What is wanted is an exact copy of all the entries.

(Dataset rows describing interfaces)
-------
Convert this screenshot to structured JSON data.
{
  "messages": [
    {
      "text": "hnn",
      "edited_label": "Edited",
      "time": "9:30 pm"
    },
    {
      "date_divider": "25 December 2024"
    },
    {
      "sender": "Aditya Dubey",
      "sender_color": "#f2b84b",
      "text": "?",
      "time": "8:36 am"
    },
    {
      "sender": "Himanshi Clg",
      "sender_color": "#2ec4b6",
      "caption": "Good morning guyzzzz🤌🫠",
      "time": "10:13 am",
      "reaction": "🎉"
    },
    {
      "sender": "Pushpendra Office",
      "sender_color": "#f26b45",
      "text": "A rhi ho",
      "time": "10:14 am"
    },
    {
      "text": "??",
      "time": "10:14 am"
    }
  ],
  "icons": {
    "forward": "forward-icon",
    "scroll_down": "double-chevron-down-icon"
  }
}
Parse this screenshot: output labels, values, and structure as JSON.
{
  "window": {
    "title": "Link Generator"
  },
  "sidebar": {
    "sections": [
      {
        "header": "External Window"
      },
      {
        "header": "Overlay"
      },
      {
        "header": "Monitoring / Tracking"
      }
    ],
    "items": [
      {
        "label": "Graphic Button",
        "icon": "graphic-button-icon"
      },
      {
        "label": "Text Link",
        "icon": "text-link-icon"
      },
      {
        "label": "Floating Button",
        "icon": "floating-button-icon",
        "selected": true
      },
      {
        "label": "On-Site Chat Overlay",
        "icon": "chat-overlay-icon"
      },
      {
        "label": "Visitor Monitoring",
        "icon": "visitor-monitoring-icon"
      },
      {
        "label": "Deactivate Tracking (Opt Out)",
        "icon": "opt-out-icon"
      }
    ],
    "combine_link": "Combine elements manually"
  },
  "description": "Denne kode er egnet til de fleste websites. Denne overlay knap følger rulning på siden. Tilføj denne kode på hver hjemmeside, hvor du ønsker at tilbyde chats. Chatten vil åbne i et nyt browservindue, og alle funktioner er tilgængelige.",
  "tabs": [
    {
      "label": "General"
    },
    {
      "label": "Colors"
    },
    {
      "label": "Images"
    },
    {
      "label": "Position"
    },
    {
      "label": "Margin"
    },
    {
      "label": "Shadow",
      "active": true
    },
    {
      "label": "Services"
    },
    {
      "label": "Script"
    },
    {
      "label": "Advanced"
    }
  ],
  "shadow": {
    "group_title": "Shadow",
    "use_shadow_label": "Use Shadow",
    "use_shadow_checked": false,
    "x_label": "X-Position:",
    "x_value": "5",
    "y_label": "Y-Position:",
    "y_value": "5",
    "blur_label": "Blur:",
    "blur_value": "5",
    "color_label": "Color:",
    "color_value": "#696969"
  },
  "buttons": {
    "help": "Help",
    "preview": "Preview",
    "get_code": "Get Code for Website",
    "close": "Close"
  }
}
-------
» **Output for this task**:
Convert this screenshot to structured JSON data.
{
  "messages": [
    {
      "text": "hnn",
      "edited_label": "Edited",
      "time": "9:30 pm"
    },
    {
      "date_divider": "25 December 2024"
    },
    {
      "sender": "Aditya Dubey",
      "sender_color": "#f2b84b",
      "text": "?",
      "time": "8:36 am"
    },
    {
      "sender": "Himanshi Clg",
      "sender_color": "#2ec4b6",
      "caption": "Good morning guyzzzz🤌🫠",
      "time": "10:13 am",
      "reaction": "🎉"
    },
    {
      "sender": "Pushpendra Office",
      "sender_color": "#f26b45",
      "text": "A rhi ho",
      "time": "10:14 am"
    },
    {
      "text": "??",
      "time": "10:14 am"
    }
  ],
  "icons": {
    "forward": "forward-icon",
    "scroll_down": "double-chevron-down-icon"
  }
}
Parse this screenshot: output labels, values, and structure as JSON.
{
  "window": {
    "title": "Link Generator"
  },
  "sidebar": {
    "sections": [
      {
        "header": "External Window"
      },
      {
        "header": "Overlay"
      },
      {
        "header": "Monitoring / Tracking"
      }
    ],
    "items": [
      {
        "label": "Graphic Button",
        "icon": "graphic-button-icon"
      },
      {
        "label": "Text Link",
        "icon": "text-link-icon"
      },
      {
        "label": "Floating Button",
        "icon": "floating-button-icon",
        "selected": true
      },
      {
        "label": "On-Site Chat Overlay",
        "icon": "chat-overlay-icon"
      },
      {
        "label": "Visitor Monitoring",
        "icon": "visitor-monitoring-icon"
      },
      {
        "label": "Deactivate Tracking (Opt Out)",
        "icon": "opt-out-icon"
      }
    ],
    "combine_link": "Combine elements manually"
  },
  "description": "Denne kode er egnet til de fleste websites. Denne overlay knap følger rulning på siden. Tilføj denne kode på hver hjemmeside, hvor du ønsker at tilbyde chats. Chatten vil åbne i et nyt browservindue, og alle funktioner er tilgængelige.",
  "tabs": [
    {
      "label": "General"
    },
    {
      "label": "Colors"
    },
    {
      "label": "Images"
    },
    {
      "label": "Position"
    },
    {
      "label": "Margin"
    },
    {
      "label": "Shadow",
      "active": true
    },
    {
      "label": "Services"
    },
    {
      "label": "Script"
    },
    {
      "label": "Advanced"
    }
  ],
  "shadow": {
    "group_title": "Shadow",
    "use_shadow_label": "Use Shadow",
    "use_shadow_checked": false,
    "x_label": "X-Position:",
    "x_value": "5",
    "y_label": "Y-Position:",
    "y_value": "5",
    "blur_label": "Blur:",
    "blur_value": "5",
    "color_label": "Color:",
    "color_value": "#696969"
  },
  "buttons": {
    "help": "Help",
    "preview": "Preview",
    "get_code": "Get Code for Website",
    "close": "Close"
  }
}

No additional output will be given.